Public schools are the nexus of our best and worst impulses as a society. Not only have they been sights of racism and bigotry, they can also be places of conformity, excluding disabled children, ignoring those with different learning styles, different ways of being social or interacting with their peers. If you can’t get up to start school at 7:30, can’t comfortably sit in a chair at a desk and take notes for eight hours, are best learning by doing when you are in a class structured around lectures, if you’re not sure what locker room to use, don’t talk or walk or look like the other children look. Often, the best some kid can hope for is that the school doesn’t know what to do with them. And throughout history, public schools used violence and coercion to reify the bigotry that was built into the very foundation of our country. Something, it turns out, a lot of people don’t want children to learn. Sort of proves the point, doesn’t it?
But public education also represents the best of what we could be. Like libraries, they are an acknowledgment that there is something so critical, so essential that a society owes its children as a place to learn, free of charge, not just the skills needed to do a job, but history and the scientific method and the works of Toni Morrison, and calculus. How to put together a newspaper or a yearbook, how to drive, how to speak a different language or use a circular saw. How to do group projects, and play on teams, and run for office. How to make friends. How to write, how to build a bridge out of balsa wood and an instrument from whatever you can find in your house and a diorama of a cell with candy and jello. The world is vast and wild and wonderful and awful and strange, but we want to bring kids together to help them understand it, and navigate it, and hopefully change it for the better.
What if we cared about all kids? What if we didn’t punish children for being different, or for the experiences of their parents.

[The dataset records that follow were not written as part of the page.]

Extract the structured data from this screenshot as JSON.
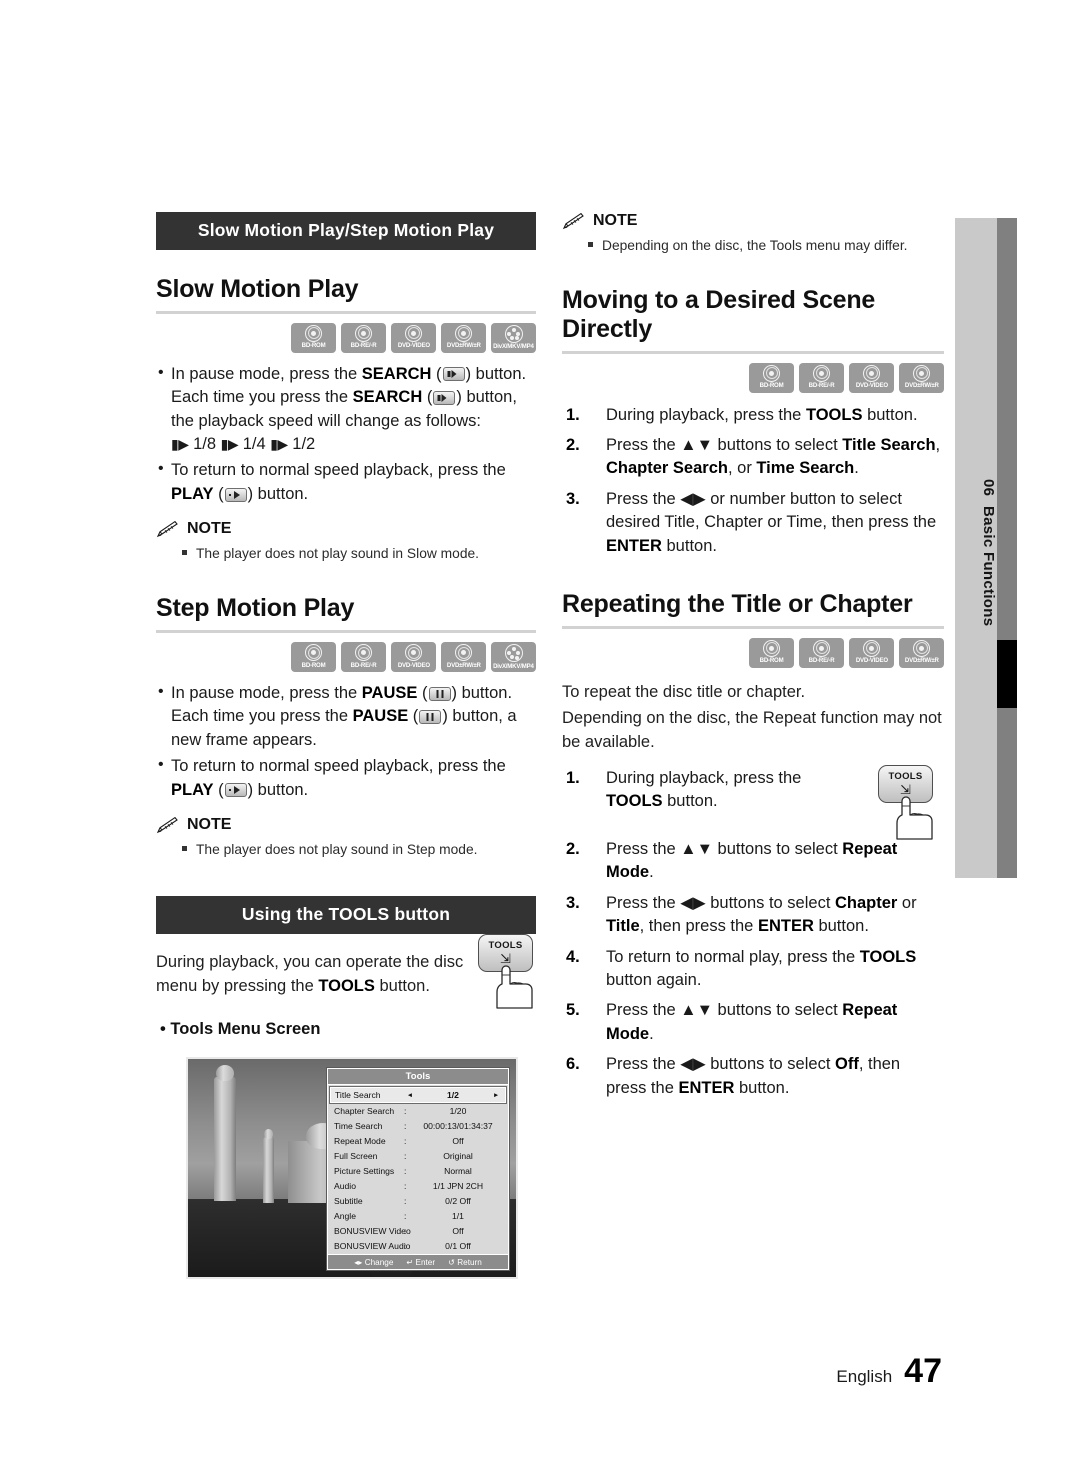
{
  "side_tab": {
    "chapter_number": "06",
    "chapter_title": "Basic Functions"
  },
  "footer": {
    "language": "English",
    "page_number": "47"
  },
  "left_column": {
    "band_title": "Slow Motion Play/Step Motion Play",
    "slow": {
      "heading": "Slow Motion Play",
      "badges": [
        "BD-ROM",
        "BD-RE/-R",
        "DVD-VIDEO",
        "DVD±RW/±R",
        "DivX/MKV/MP4"
      ],
      "bullet1_a": "In pause mode, press the ",
      "bullet1_bold": "SEARCH",
      "bullet1_b": ") button.",
      "bullet1_line2_a": "Each time you press the ",
      "bullet1_line2_bold": "SEARCH",
      "bullet1_line2_b": ") button, the playback speed will change as follows:",
      "speed_sequence": "1/8      1/4      1/2",
      "bullet2_a": "To return to normal speed playback, press the ",
      "bullet2_bold": "PLAY",
      "bullet2_b": ") button.",
      "note_label": "NOTE",
      "note_items": [
        "The player does not play sound in Slow mode."
      ]
    },
    "step": {
      "heading": "Step Motion Play",
      "badges": [
        "BD-ROM",
        "BD-RE/-R",
        "DVD-VIDEO",
        "DVD±RW/±R",
        "DivX/MKV/MP4"
      ],
      "bullet1_a": "In pause mode, press the ",
      "bullet1_bold": "PAUSE",
      "bullet1_b": ") button.",
      "bullet1_line2_a": "Each time you press the ",
      "bullet1_line2_bold": "PAUSE",
      "bullet1_line2_b": ") button, a new frame appears.",
      "bullet2_a": "To return to normal speed playback, press the ",
      "bullet2_bold": "PLAY",
      "bullet2_b": ") button.",
      "note_label": "NOTE",
      "note_items": [
        "The player does not play sound in Step mode."
      ]
    },
    "tools_band": {
      "band_title": "Using the TOOLS button",
      "intro_a": "During playback, you can operate the disc menu by pressing the ",
      "intro_bold": "TOOLS",
      "intro_b": " button.",
      "tools_key_label": "TOOLS",
      "screen_caption": "Tools Menu Screen"
    }
  },
  "right_column": {
    "top_note": {
      "note_label": "NOTE",
      "note_items": [
        "Depending on the disc, the Tools menu may differ."
      ]
    },
    "moving": {
      "heading": "Moving to a Desired Scene Directly",
      "badges": [
        "BD-ROM",
        "BD-RE/-R",
        "DVD-VIDEO",
        "DVD±RW/±R"
      ],
      "steps": [
        {
          "num": "1.",
          "a": "During playback, press the ",
          "b1": "TOOLS",
          "c": " button."
        },
        {
          "num": "2.",
          "a": "Press the ▲▼ buttons to select ",
          "b1": "Title Search",
          "c": ", ",
          "b2": "Chapter Search",
          "d": ", or ",
          "b3": "Time Search",
          "e": "."
        },
        {
          "num": "3.",
          "a": "Press the ◀▶ or number button to select desired Title, Chapter or Time, then press the ",
          "b1": "ENTER",
          "c": " button."
        }
      ]
    },
    "repeating": {
      "heading": "Repeating the Title or Chapter",
      "badges": [
        "BD-ROM",
        "BD-RE/-R",
        "DVD-VIDEO",
        "DVD±RW/±R"
      ],
      "intro_line1": "To repeat the disc title or chapter.",
      "intro_line2": "Depending on the disc, the Repeat function may not be available.",
      "tools_key_label": "TOOLS",
      "steps": [
        {
          "num": "1.",
          "a": "During playback, press the ",
          "b1": "TOOLS",
          "c": " button."
        },
        {
          "num": "2.",
          "a": "Press the ▲▼ buttons to select ",
          "b1": "Repeat Mode",
          "c": "."
        },
        {
          "num": "3.",
          "a": "Press the ◀▶ buttons to select ",
          "b1": "Chapter",
          "c": " or ",
          "b2": "Title",
          "d": ", then press the ",
          "b3": "ENTER",
          "e": " button."
        },
        {
          "num": "4.",
          "a": "To return to normal play, press the ",
          "b1": "TOOLS",
          "c": " button again."
        },
        {
          "num": "5.",
          "a": "Press the ▲▼ buttons to select ",
          "b1": "Repeat Mode",
          "c": "."
        },
        {
          "num": "6.",
          "a": "Press the ◀▶ buttons to select ",
          "b1": "Off",
          "c": ", then press the ",
          "b2": "ENTER",
          "d": " button."
        }
      ]
    }
  },
  "tools_screen": {
    "title": "Tools",
    "rows": [
      {
        "label": "Title Search",
        "value": "1/2",
        "selected": true,
        "sep": ""
      },
      {
        "label": "Chapter Search",
        "value": "1/20",
        "selected": false,
        "sep": ":"
      },
      {
        "label": "Time Search",
        "value": "00:00:13/01:34:37",
        "selected": false,
        "sep": ":"
      },
      {
        "label": "Repeat Mode",
        "value": "Off",
        "selected": false,
        "sep": ":"
      },
      {
        "label": "Full Screen",
        "value": "Original",
        "selected": false,
        "sep": ":"
      },
      {
        "label": "Picture Settings",
        "value": "Normal",
        "selected": false,
        "sep": ":"
      },
      {
        "label": "Audio",
        "value": "1/1 JPN 2CH",
        "selected": false,
        "sep": ":"
      },
      {
        "label": "Subtitle",
        "value": "0/2 Off",
        "selected": false,
        "sep": ":"
      },
      {
        "label": "Angle",
        "value": "1/1",
        "selected": false,
        "sep": ":"
      },
      {
        "label": "BONUSVIEW Video",
        "value": "Off",
        "selected": false,
        "sep": ":"
      },
      {
        "label": "BONUSVIEW Audio",
        "value": "0/1 Off",
        "selected": false,
        "sep": ":"
      }
    ],
    "footer": {
      "change": "Change",
      "enter": "Enter",
      "return": "Return"
    }
  },
  "colors": {
    "band_bg": "#333333",
    "tab_light": "#c9c9c9",
    "tab_dark": "#808080",
    "rule": "#d2d2d2",
    "badge_bg": "#9a9a9a"
  }
}
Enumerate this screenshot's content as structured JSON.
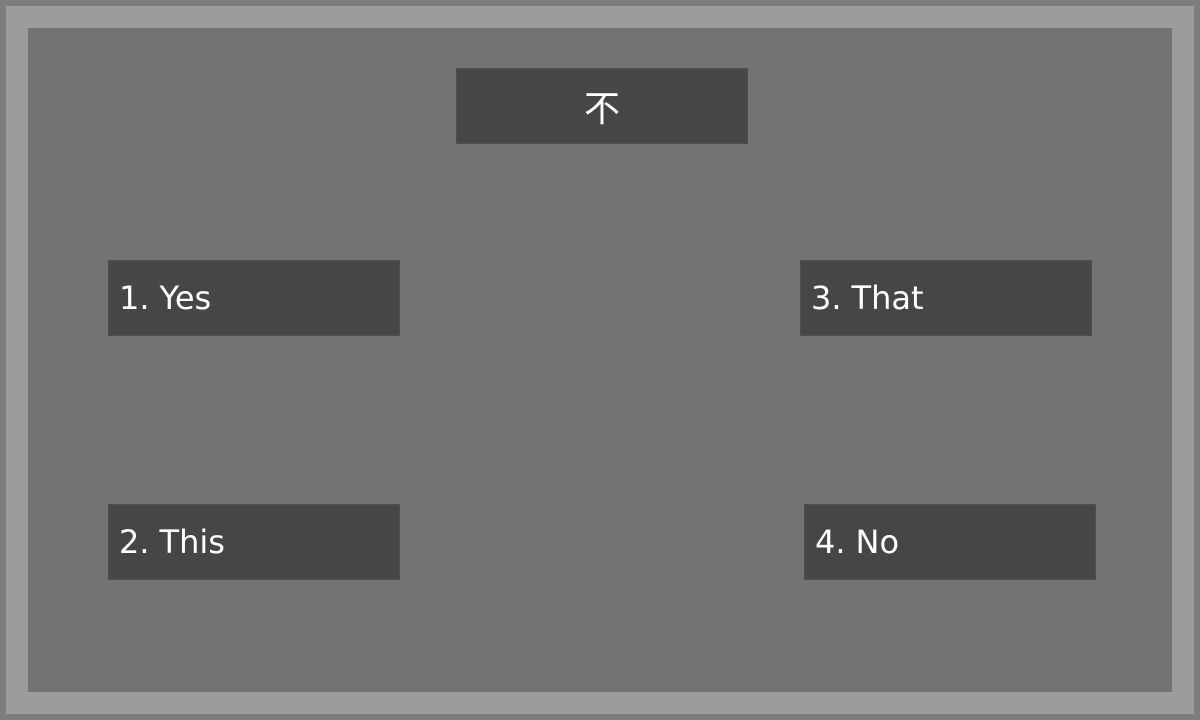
{
  "question": {
    "character": "不"
  },
  "options": [
    {
      "number": "1.",
      "label": "Yes"
    },
    {
      "number": "2.",
      "label": "This"
    },
    {
      "number": "3.",
      "label": "That"
    },
    {
      "number": "4.",
      "label": "No"
    }
  ],
  "colors": {
    "outer_frame": "#9c9c9c",
    "panel": "#737373",
    "box": "#464646",
    "text": "#ffffff"
  }
}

What if we committed wholeheartedly to the project of public education - the belief that kids deserve to learn about the world and their place in it with all that entails. What if there were enough teachers and counselors in every school that they could have bathroom breaks and lunch breaks and could get to know all their students. What if neither teachers nor parents had to buy school supplies. What if breakfast and lunch were free for every kid. What if instead of trying to make all kids learn the same way and test the same way and act the same way, we figured out how to learn from each kid and made a world where their uniqueness was valued and supported.
Obviously, this is more complicated than any one policy change, or anyone policy issue. It’s not just a matter of more funding or more personnel, though more of both would certainly help. It would require us to settle the central political conflict of our time: between people who want to solve problems and people who would use problems to shore up their own power by turning society against marginalized groups. And more than anything else, it requires us to win that fight.
In 2021 Governor Glenn Youngkin rode a wave of contrived outrage around schools to the governor’s mansion in Virginia by asserting that only some parents matter, and only some kids. Because Democrats still control the Senate in Virginia, he hasn’t been able to inflict as much damage as I am sure he would like. If you’d like to help contain that damage for the rest of his term, I made you a list of ways you can help in this post. But this fight is happening in every school district, in every state across the country. Whether by going to school board meetings, campaigning for progressive candidates for state legislature and Governor and city council, or by making sure fascists don’t take over the federal government, we all have an opportunity to build a world where we can all thrive.
That’s your homework, friends. Class dismissed!